With the novel ending with Camille in a bathtub drugged by her mother, Camille’s love interest sees’ the words engraved on her body and becomes disguised by her past and leaves her. Her mother ends up being the murder to all the children, including Camille’s sister many years prior. Her mother was depicted as needed to contain full control. She needed to feel “wanted” like so many mothers and young adults that she went to unnecessary measures of killing the young girls around her.
With popular fiction finally getting more recognition and now turing into major motion pictures, it makes me wonder the effects it has on young female adults. I would like to believe that people still use novels as a tool for using their imagination, I wonder if young adults read these types of books with the outlook that they need to change who they are in order for them to get their way. Like mentioned earlier, women have been viewed as sexual objects and it has been under the impression, if you look a specific way it’s more likely than not you can use that to get what you want. But I believe that it’s being taken another step further by informing women that it’s okay to use ALL measures of a woman’s essence to get what you want. Whether it’s murder or a man, manipulation and pulling the “crazy” card is okay because it’s expected.
While doing some extra research, I learned that like most best selling novels these day, Gone Girl is being turned into a major motion picture. I won’t deny that I won’t go see it, but for me, novels are a way to use my creativity and try and tap into what the author wants us to see. It’s as if I’ve created the movie I want to see in my mind. Considering literacy and the notion of WANTING to read has shifted dramatically over the years, most young females will be seeing the movie rather than reading it. With physical imagery taking over, I feel as though this is just reassuring women it’s okay to have a multi level personality. That it’s just the norm.
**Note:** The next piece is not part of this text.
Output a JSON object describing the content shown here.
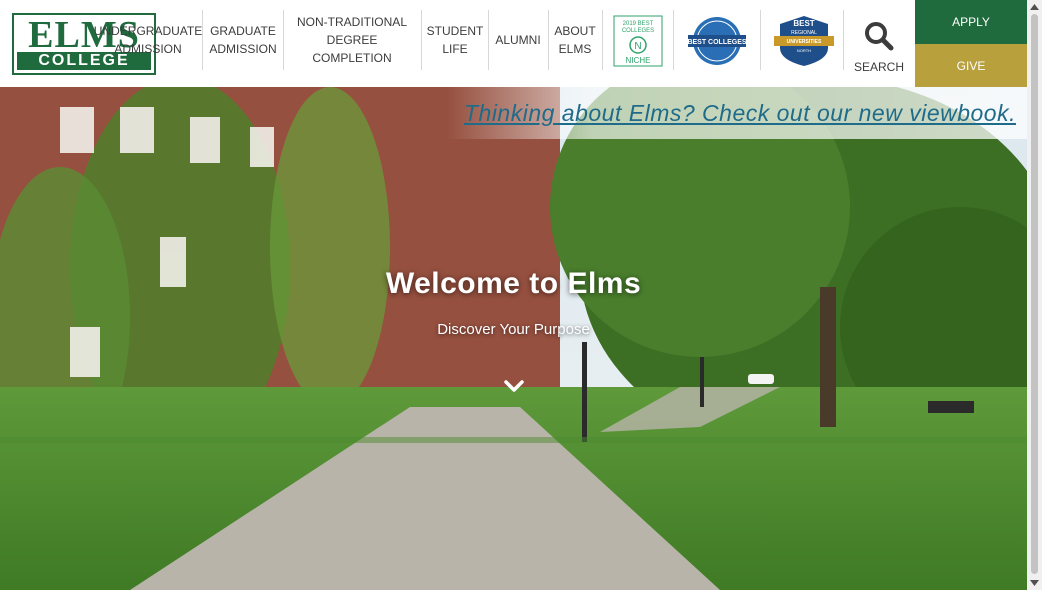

A good author can take it’s reader into the mind set of each character. Where the visual needs are only needed by them. The description they use, showing instead of telling, getting into the minds of each character is all they need. Once the reader is hooked, it’s almost as they become the character. In that moment, the reader takes on the characteristics that the character might posses. For instance, Amy in Gone Girl had a very kind, mischievous way about her. While the reader won’t go out and create a fictitious murder (hopefully not), he or she might take personality cues from her knowing she can use them later on if she’s ever in a bind.
Our culture has painted many stereotypes for women which makes it difficult for females around the world understand it’s okay to be who they are emotionally and physically. With the impact of all literature, we see women still struggle to find a place in the world; even in thriller novels. With manipulation being the main source of how young women “get away with murder” it’s reassuring females that by using the complexity of the mind, they can not only use their bodies to get their way but also by using the mind. This also warns men to be on guard; they’re coming for you in more ways that one. I love non-fiction novels and they will continue to play a strong role in my life, but because of this, has this created a conflict of personality in me? Is this why depression and personality disorders are more common in women than men? The importance of literature should be consistently encouraged, but how do we make the shift in depicting women as a strong individual that doesn’t need to be saved or using her “womanly ways” against the world?